Don't Forget the Details

Only ever seeing collections from a computer screen means you can forget about the finer points that makes clothes what they are. Things like movement and the fact that they exist in three-dimensions rather than the two that LED lit pixels afford us. What was it that Grace Coddington said? "On a flat screen, things look flat". The closest us regular folk can get to the real thing are the videos. But in both video and still image, you can still forget about the details. And in cases like the latest, personally disappointing Rodarte show, the clothes actually look better close up than from afar. If I hadn't stumbled across these over at the Self Service website I would not have known the subtler beauty of the collection that consisted of textural contrasts between silk and cotton, tonal contrasts between black and navy, and tiny barbed wire fastenings.

Prompted by Rodarte I've been making a point to look through all the detail shots of every collection, especially ones I'm on the fence for. Unfortunately the lighting at Roksanda Ilincic was bad, or the photographer seems to have used a far too powerful flash, because in the regular runway images the clothes are super washed out.  But hurrah for the detail shots, because here the true hues shine through, as does the luscious detailing.

images from Self Service and Vogue.com


Valentino Kerchiefs

I'm starting to tire of the new Valentino aesthetic just a little, but I loved these skirt edges which are like folded handkerchiefs.

They remind me of the folds at Balenciaga, which are almost verging on ruffle territory, and which we are all sobbing over *RIPNIC4B*

images from vogue.com


Bouchra and Couture

I really don't understand why Bouchra Jarrar is still doing couture. It's generally acknowledged her collections were never really true couture to begin with, but more a formidably, rigorously tailored ready-to-wear. However, I appreciated her debut in couture as a clever marketing and brand development move. With the less cluttered couture calendar there was more space for her to get noticed, and it made a clear point about the "seriousness" of her label, her skill level, and the kind of clients she wants to attract.

But to be honest, once she debuted at ready-to-wear, I thought she'd give up the ghost at couture. I thought she'd achieved what she needed from showing there, and could focus on the elegant day-wear that she does so spectacularly well. Well, she hasn't given up, here she is, still at Couture.

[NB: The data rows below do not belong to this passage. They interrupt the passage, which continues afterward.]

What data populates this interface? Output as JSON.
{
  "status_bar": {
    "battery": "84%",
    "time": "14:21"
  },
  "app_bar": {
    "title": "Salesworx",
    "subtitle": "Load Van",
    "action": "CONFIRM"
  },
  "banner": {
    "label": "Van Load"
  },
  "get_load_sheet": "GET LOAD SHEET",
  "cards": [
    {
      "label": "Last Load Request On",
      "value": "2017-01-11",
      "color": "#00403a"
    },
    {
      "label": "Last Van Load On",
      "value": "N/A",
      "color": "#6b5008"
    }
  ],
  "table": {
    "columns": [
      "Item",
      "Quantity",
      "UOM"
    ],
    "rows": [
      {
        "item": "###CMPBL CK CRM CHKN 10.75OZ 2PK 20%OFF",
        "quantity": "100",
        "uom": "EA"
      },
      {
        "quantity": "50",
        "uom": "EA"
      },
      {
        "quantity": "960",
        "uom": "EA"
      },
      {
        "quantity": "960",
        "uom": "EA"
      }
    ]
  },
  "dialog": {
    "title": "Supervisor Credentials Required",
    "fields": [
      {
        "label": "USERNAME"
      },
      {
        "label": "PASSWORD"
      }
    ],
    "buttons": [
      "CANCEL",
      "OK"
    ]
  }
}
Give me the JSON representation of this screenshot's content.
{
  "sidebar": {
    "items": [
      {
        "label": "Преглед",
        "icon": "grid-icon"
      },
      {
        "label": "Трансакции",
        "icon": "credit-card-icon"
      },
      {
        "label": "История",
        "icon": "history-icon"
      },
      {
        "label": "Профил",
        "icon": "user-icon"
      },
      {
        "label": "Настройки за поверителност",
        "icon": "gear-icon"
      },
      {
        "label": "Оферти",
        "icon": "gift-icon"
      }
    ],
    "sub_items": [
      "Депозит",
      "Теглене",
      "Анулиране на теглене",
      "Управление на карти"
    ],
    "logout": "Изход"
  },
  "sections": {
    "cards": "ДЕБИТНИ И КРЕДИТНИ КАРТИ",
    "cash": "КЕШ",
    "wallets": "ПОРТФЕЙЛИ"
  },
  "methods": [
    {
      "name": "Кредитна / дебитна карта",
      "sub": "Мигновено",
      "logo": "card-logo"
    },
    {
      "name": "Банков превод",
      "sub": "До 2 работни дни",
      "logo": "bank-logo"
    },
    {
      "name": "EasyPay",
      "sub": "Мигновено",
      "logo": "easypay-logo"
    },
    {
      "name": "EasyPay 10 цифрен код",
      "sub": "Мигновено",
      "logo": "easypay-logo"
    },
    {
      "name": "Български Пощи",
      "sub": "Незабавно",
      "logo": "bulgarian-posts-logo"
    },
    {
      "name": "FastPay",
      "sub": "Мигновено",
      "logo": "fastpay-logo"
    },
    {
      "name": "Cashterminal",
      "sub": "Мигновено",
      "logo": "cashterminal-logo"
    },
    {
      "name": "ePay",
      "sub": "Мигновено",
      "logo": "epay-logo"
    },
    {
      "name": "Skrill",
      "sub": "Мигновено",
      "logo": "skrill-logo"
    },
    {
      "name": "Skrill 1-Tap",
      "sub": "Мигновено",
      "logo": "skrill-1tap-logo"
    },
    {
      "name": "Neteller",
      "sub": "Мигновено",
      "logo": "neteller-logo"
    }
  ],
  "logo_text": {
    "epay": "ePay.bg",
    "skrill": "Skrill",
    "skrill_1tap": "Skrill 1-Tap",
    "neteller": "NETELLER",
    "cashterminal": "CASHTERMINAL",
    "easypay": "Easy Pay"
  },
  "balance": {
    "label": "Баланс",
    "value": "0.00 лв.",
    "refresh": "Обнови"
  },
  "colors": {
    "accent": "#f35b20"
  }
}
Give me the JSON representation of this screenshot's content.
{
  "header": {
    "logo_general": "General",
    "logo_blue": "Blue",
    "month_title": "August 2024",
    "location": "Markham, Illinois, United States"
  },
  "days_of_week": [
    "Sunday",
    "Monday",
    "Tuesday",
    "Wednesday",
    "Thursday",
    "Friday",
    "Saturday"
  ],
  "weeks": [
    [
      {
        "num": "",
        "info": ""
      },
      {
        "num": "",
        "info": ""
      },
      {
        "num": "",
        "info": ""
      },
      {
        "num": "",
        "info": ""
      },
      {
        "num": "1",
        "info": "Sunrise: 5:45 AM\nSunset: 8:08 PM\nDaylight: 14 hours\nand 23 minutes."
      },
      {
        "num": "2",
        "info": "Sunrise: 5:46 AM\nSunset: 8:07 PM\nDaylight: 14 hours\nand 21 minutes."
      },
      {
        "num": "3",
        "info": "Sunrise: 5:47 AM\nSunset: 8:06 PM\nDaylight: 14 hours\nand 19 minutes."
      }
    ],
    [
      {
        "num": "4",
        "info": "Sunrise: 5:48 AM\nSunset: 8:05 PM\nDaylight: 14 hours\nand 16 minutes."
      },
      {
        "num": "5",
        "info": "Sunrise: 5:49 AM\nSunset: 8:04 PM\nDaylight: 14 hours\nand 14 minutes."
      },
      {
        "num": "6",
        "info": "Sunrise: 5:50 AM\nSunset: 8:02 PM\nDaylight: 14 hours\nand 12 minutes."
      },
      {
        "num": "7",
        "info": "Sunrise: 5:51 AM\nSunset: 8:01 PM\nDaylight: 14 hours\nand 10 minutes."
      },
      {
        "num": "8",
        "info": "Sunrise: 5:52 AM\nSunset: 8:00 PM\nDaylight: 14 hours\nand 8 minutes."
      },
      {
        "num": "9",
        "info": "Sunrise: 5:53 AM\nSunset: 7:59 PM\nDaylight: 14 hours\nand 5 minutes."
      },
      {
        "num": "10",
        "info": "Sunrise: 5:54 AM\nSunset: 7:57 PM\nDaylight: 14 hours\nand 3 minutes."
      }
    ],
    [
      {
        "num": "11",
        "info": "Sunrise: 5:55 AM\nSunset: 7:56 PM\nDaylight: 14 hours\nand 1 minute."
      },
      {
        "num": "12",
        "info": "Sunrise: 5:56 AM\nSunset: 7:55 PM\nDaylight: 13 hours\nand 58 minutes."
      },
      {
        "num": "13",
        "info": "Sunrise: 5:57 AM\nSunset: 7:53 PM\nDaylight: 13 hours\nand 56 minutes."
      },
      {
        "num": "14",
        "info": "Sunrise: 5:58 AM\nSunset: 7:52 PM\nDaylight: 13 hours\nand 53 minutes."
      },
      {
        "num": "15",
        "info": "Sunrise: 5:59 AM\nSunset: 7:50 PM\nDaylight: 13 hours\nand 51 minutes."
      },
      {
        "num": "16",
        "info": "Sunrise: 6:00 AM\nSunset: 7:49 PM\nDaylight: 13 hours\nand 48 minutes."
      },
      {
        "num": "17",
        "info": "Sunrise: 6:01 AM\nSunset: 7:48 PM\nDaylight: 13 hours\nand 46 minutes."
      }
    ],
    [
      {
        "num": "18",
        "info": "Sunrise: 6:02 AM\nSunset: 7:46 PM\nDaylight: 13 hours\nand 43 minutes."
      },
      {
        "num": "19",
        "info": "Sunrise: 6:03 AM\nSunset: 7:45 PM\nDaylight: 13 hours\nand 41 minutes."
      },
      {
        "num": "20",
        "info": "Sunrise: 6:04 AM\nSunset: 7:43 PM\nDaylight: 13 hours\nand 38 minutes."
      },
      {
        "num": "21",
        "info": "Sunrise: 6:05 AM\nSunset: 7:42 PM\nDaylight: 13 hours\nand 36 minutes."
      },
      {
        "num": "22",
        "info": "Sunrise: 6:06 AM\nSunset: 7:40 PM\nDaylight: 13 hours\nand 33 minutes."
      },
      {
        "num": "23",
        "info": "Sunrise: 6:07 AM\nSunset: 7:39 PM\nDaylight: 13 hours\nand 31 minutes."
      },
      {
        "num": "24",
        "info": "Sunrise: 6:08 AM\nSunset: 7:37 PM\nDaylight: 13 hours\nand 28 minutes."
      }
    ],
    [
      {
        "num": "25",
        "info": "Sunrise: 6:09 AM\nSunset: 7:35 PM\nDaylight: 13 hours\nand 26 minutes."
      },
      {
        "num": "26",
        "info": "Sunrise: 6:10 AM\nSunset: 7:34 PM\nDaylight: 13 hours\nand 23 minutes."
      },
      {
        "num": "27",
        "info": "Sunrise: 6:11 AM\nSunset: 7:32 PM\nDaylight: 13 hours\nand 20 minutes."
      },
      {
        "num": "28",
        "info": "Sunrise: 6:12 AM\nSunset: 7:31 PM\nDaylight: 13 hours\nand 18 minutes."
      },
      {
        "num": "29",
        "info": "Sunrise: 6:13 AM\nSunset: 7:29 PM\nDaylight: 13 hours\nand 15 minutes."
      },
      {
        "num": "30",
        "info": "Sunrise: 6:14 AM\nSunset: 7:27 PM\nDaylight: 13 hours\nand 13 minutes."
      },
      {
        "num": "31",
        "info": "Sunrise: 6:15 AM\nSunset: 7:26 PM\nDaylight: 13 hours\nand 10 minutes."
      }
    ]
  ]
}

Having said that I thought that this collection was good. She's riffed on the asymmetrical trend, but because she's Bouchra Jarrar the coats and jackets are far more impeccably tailored than any other effort. I love me any stripes that you can't describe as nautical or French, and this collection was full of 'em. Not a boat neck or ballet fit in sight. And the restrained palate of brown, navy and black was perfectly balanced. The navy was on the almost-blue end of the spectrum and offset the brown  wonderfully.

One thing I can say in support of Jarrar remaining on the couture calendar, is that it keeps up the important discussion about the definition of couture, and what it needs to be in the 21st Century. The arrival of Raf Simons at Dior is of course helping fuel the discussion too, and each season I become more excited to see in what direction couture is now growing.

all images from vogue.com